## Problem
From the material beneath, pull every line with the word "Member".

## Given information
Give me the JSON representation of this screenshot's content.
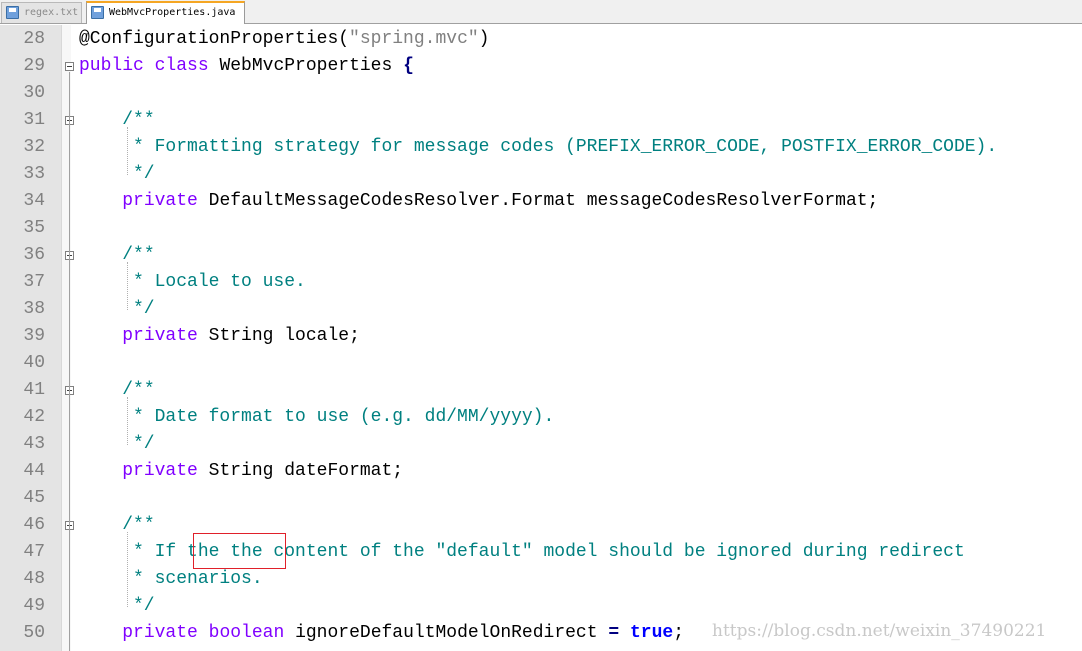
{
  "tabs": [
    {
      "label": "regex.txt",
      "active": false
    },
    {
      "label": "WebMvcProperties.java",
      "active": true
    }
  ],
  "lines": [
    {
      "n": "28",
      "code": [
        [
          "an",
          "@ConfigurationProperties("
        ],
        [
          "str",
          "\"spring.mvc\""
        ],
        [
          "an",
          ")"
        ]
      ]
    },
    {
      "n": "29",
      "code": [
        [
          "kw",
          "public"
        ],
        [
          "pl",
          " "
        ],
        [
          "kw",
          "class"
        ],
        [
          "pl",
          " WebMvcProperties "
        ],
        [
          "op",
          "{"
        ]
      ]
    },
    {
      "n": "30",
      "code": []
    },
    {
      "n": "31",
      "code": [
        [
          "pl",
          "    "
        ],
        [
          "cm",
          "/**"
        ]
      ]
    },
    {
      "n": "32",
      "code": [
        [
          "cm",
          "     * Formatting strategy for message codes (PREFIX_ERROR_CODE, POSTFIX_ERROR_CODE)."
        ]
      ]
    },
    {
      "n": "33",
      "code": [
        [
          "cm",
          "     */"
        ]
      ]
    },
    {
      "n": "34",
      "code": [
        [
          "pl",
          "    "
        ],
        [
          "kw",
          "private"
        ],
        [
          "pl",
          " DefaultMessageCodesResolver.Format messageCodesResolverFormat;"
        ]
      ]
    },
    {
      "n": "35",
      "code": []
    },
    {
      "n": "36",
      "code": [
        [
          "pl",
          "    "
        ],
        [
          "cm",
          "/**"
        ]
      ]
    },
    {
      "n": "37",
      "code": [
        [
          "cm",
          "     * Locale to use."
        ]
      ]
    },
    {
      "n": "38",
      "code": [
        [
          "cm",
          "     */"
        ]
      ]
    },
    {
      "n": "39",
      "code": [
        [
          "pl",
          "    "
        ],
        [
          "kw",
          "private"
        ],
        [
          "pl",
          " String locale;"
        ]
      ]
    },
    {
      "n": "40",
      "code": []
    },
    {
      "n": "41",
      "code": [
        [
          "pl",
          "    "
        ],
        [
          "cm",
          "/**"
        ]
      ]
    },
    {
      "n": "42",
      "code": [
        [
          "cm",
          "     * Date format to use (e.g. dd/MM/yyyy)."
        ]
      ]
    },
    {
      "n": "43",
      "code": [
        [
          "cm",
          "     */"
        ]
      ]
    },
    {
      "n": "44",
      "code": [
        [
          "pl",
          "    "
        ],
        [
          "kw",
          "private"
        ],
        [
          "pl",
          " String dateFormat;"
        ]
      ]
    },
    {
      "n": "45",
      "code": []
    },
    {
      "n": "46",
      "code": [
        [
          "pl",
          "    "
        ],
        [
          "cm",
          "/**"
        ]
      ]
    },
    {
      "n": "47",
      "code": [
        [
          "cm",
          "     * If the the content of the \"default\" model should be ignored during redirect"
        ]
      ]
    },
    {
      "n": "48",
      "code": [
        [
          "cm",
          "     * scenarios."
        ]
      ]
    },
    {
      "n": "49",
      "code": [
        [
          "cm",
          "     */"
        ]
      ]
    },
    {
      "n": "50",
      "code": [
        [
          "pl",
          "    "
        ],
        [
          "kw",
          "private"
        ],
        [
          "pl",
          " "
        ],
        [
          "kw",
          "boolean"
        ],
        [
          "pl",
          " ignoreDefaultModelOnRedirect "
        ],
        [
          "op",
          "="
        ],
        [
          "pl",
          " "
        ],
        [
          "kw2",
          "true"
        ],
        [
          "pl",
          ";"
        ]
      ]
    }
  ],
  "fold_markers": [
    "29",
    "31",
    "36",
    "41",
    "46"
  ],
  "highlight_text": "the the",
  "watermark": "https://blog.csdn.net/weixin_37490221",
  "colors": {
    "keyword": "#8000ff",
    "comment": "#008080",
    "string": "#808080",
    "literal": "#0000ff",
    "highlight_border": "#e0202a"
  }
}
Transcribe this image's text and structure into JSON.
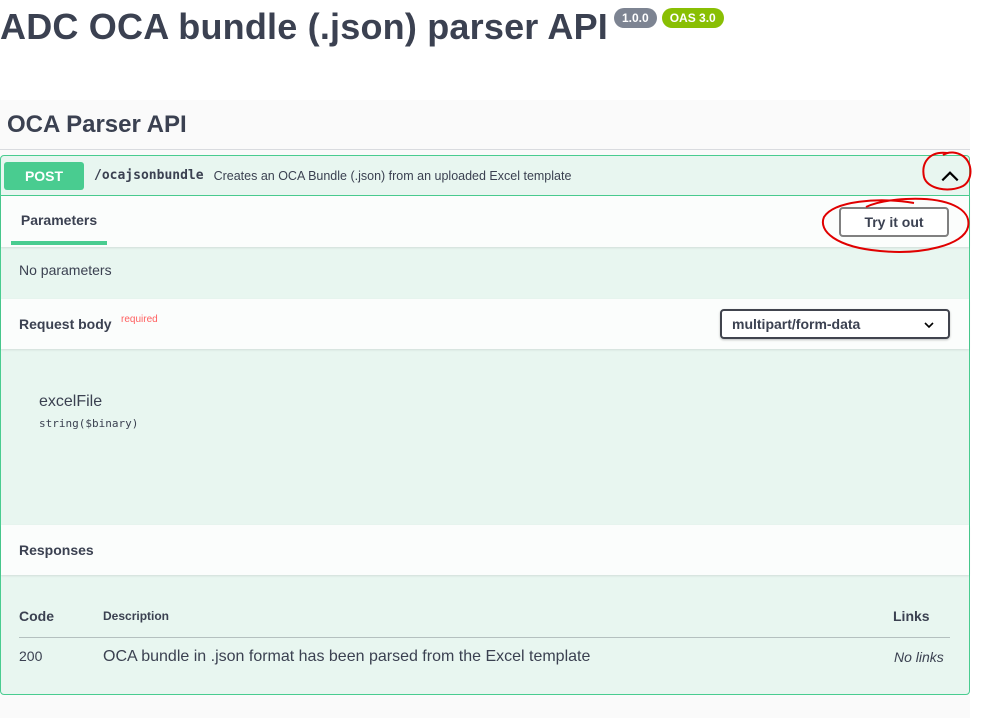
{
  "header": {
    "title": "ADC OCA bundle (.json) parser API",
    "version_badge": "1.0.0",
    "oas_badge": "OAS 3.0"
  },
  "tag": {
    "name": "OCA Parser API",
    "collapse_icon": "chevron-up-icon"
  },
  "operation": {
    "method": "POST",
    "path": "/ocajsonbundle",
    "summary": "Creates an OCA Bundle (.json) from an uploaded Excel template",
    "collapse_icon": "chevron-up-icon",
    "accent_color": "#49cc90",
    "background_color": "#e8f6f0"
  },
  "parameters": {
    "tab_label": "Parameters",
    "try_button": "Try it out",
    "empty_text": "No parameters"
  },
  "request_body": {
    "label": "Request body",
    "required_marker": "required",
    "content_type": "multipart/form-data",
    "field_name": "excelFile",
    "field_type": "string($binary)"
  },
  "responses": {
    "label": "Responses",
    "columns": {
      "code": "Code",
      "description": "Description",
      "links": "Links"
    },
    "rows": [
      {
        "code": "200",
        "description": "OCA bundle in .json format has been parsed from the Excel template",
        "links": "No links"
      }
    ]
  },
  "annotation_color": "#e00000"
}
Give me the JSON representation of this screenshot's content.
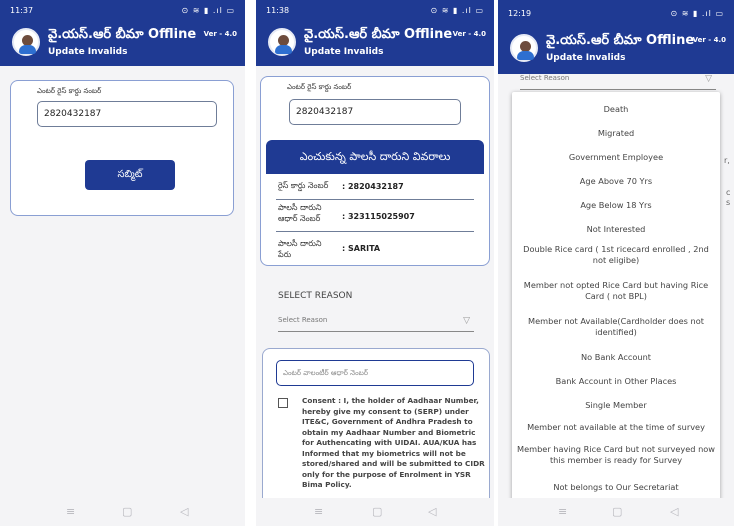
{
  "header": {
    "title": "వై.యస్.ఆర్ బీమా Offline",
    "subtitle": "Update Invalids",
    "version": "Ver - 4.0"
  },
  "status_bar": {
    "icons": "⊙ ≋ ▮ .ıl ▭"
  },
  "navbar": {
    "menu": "≡",
    "home": "▢",
    "back": "◁"
  },
  "screen1": {
    "time": "11:37",
    "rice_card_label": "ఎంటర్ రైస్ కార్డు నంబర్",
    "rice_card_value": "2820432187",
    "submit_label": "సబ్మిట్"
  },
  "screen2": {
    "time": "11:38",
    "rice_card_label": "ఎంటర్ రైస్ కార్డు నంబర్",
    "rice_card_value": "2820432187",
    "details_title": "ఎంచుకున్న పాలసీ దారుని వివరాలు",
    "rows": [
      {
        "label": "రైస్ కార్డు నెంబర్",
        "value": ": 2820432187"
      },
      {
        "label": "పాలసీ దారుని ఆధార్ నెంబర్",
        "value": ": 323115025907"
      },
      {
        "label": "పాలసీ దారుని పేరు",
        "value": ": SARITA"
      }
    ],
    "select_reason_heading": "SELECT REASON",
    "select_reason_placeholder": "Select Reason",
    "volunteer_aadhaar_placeholder": "ఎంటర్ వాలంటీర్ ఆధార్ నెంబర్",
    "consent_text": "Consent : I, the holder of Aadhaar Number, hereby give my consent to (SERP) under ITE&C, Government of Andhra Pradesh to obtain my Aadhaar Number and Biometric for Authencating with UIDAI. AUA/KUA has Informed that my biometrics will not be stored/shared and will be submitted to CIDR only for the purpose of Enrolment in YSR Bima Policy."
  },
  "screen3": {
    "time": "12:19",
    "select_reason_placeholder": "Select Reason",
    "background_glimpses": [
      "r,",
      "c",
      "s"
    ],
    "reasons": [
      "Death",
      "Migrated",
      "Government Employee",
      "Age Above 70 Yrs",
      "Age Below 18 Yrs",
      "Not Interested",
      "Double Rice card ( 1st ricecard enrolled , 2nd not eligibe)",
      "Member not opted Rice Card but having Rice Card ( not BPL)",
      "Member not Available(Cardholder does not identified)",
      "No Bank Account",
      "Bank Account in Other Places",
      "Single Member",
      "Member not available at the time of survey",
      "Member having Rice Card but not surveyed now this member is ready for Survey",
      "Not belongs to Our Secretariat"
    ]
  }
}
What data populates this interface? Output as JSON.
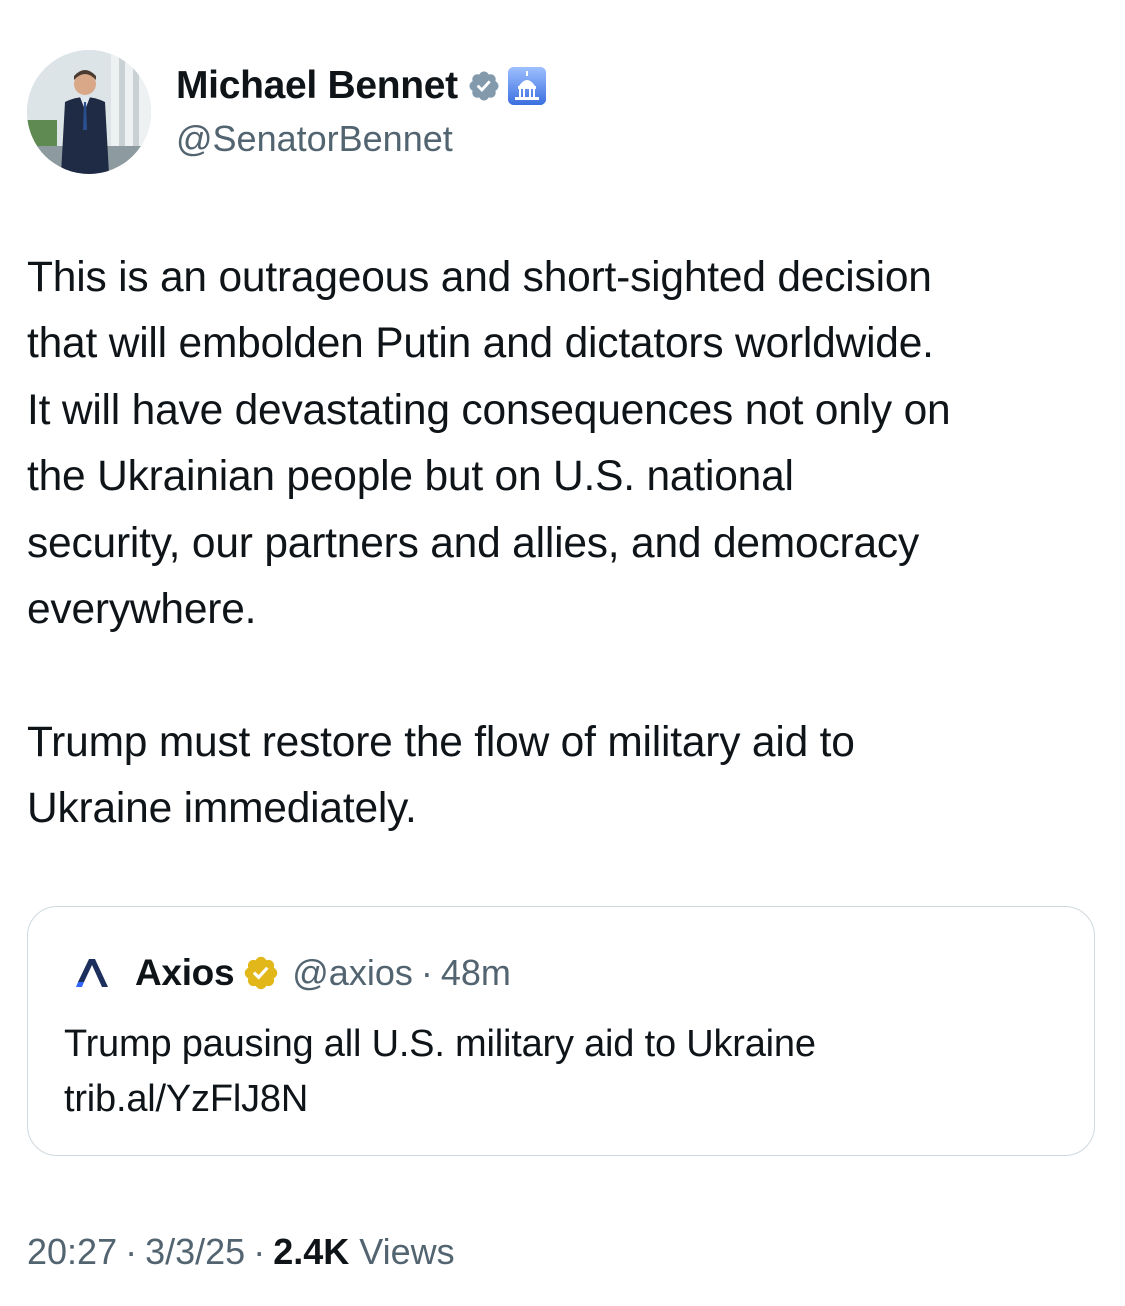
{
  "author": {
    "display_name": "Michael Bennet",
    "handle": "@SenatorBennet",
    "badges": [
      "verified-icon",
      "capitol-icon"
    ],
    "avatar": "avatar"
  },
  "tweet": {
    "paragraph_1": "This is an outrageous and short-sighted decision\nthat will embolden Putin and dictators worldwide.\nIt will have devastating consequences not only on\nthe Ukrainian people but on U.S. national\nsecurity, our partners and allies, and democracy\neverywhere.",
    "paragraph_2": "Trump must restore the flow of military aid to\nUkraine immediately."
  },
  "quote": {
    "logo": "axios-logo-icon",
    "name": "Axios",
    "badge": "gold-verified-icon",
    "handle": "@axios",
    "separator": "·",
    "time": "48m",
    "text_line_1": "Trump pausing all U.S. military aid to Ukraine",
    "text_line_2": "trib.al/YzFlJ8N"
  },
  "meta": {
    "time": "20:27",
    "separator": "·",
    "date": "3/3/25",
    "views_count": "2.4K",
    "views_label": "Views"
  },
  "colors": {
    "text_primary": "#0f1419",
    "text_secondary": "#536471",
    "border": "#cfd9de",
    "verified_grey": "#829aab",
    "verified_gold": "#e2b719",
    "capitol_blue": "#3b82f6"
  }
}
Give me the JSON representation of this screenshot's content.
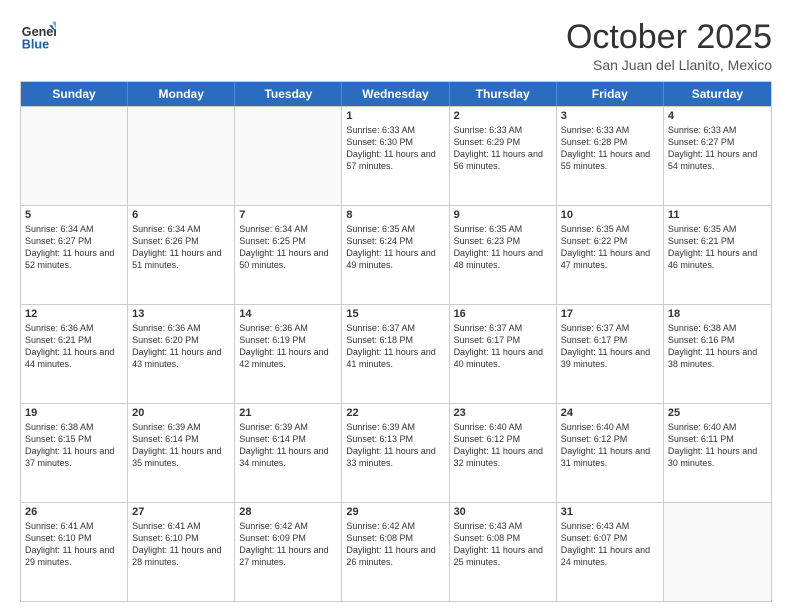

## Exercise solution
      "Member not opted Rice Card but having Rice Card ( not BPL)",
      "Member not Available(Cardholder does not identified)",
      "Single Member",
      "Member not available at the time of survey",
      "Member having Rice Card but not surveyed now this member is ready for Survey",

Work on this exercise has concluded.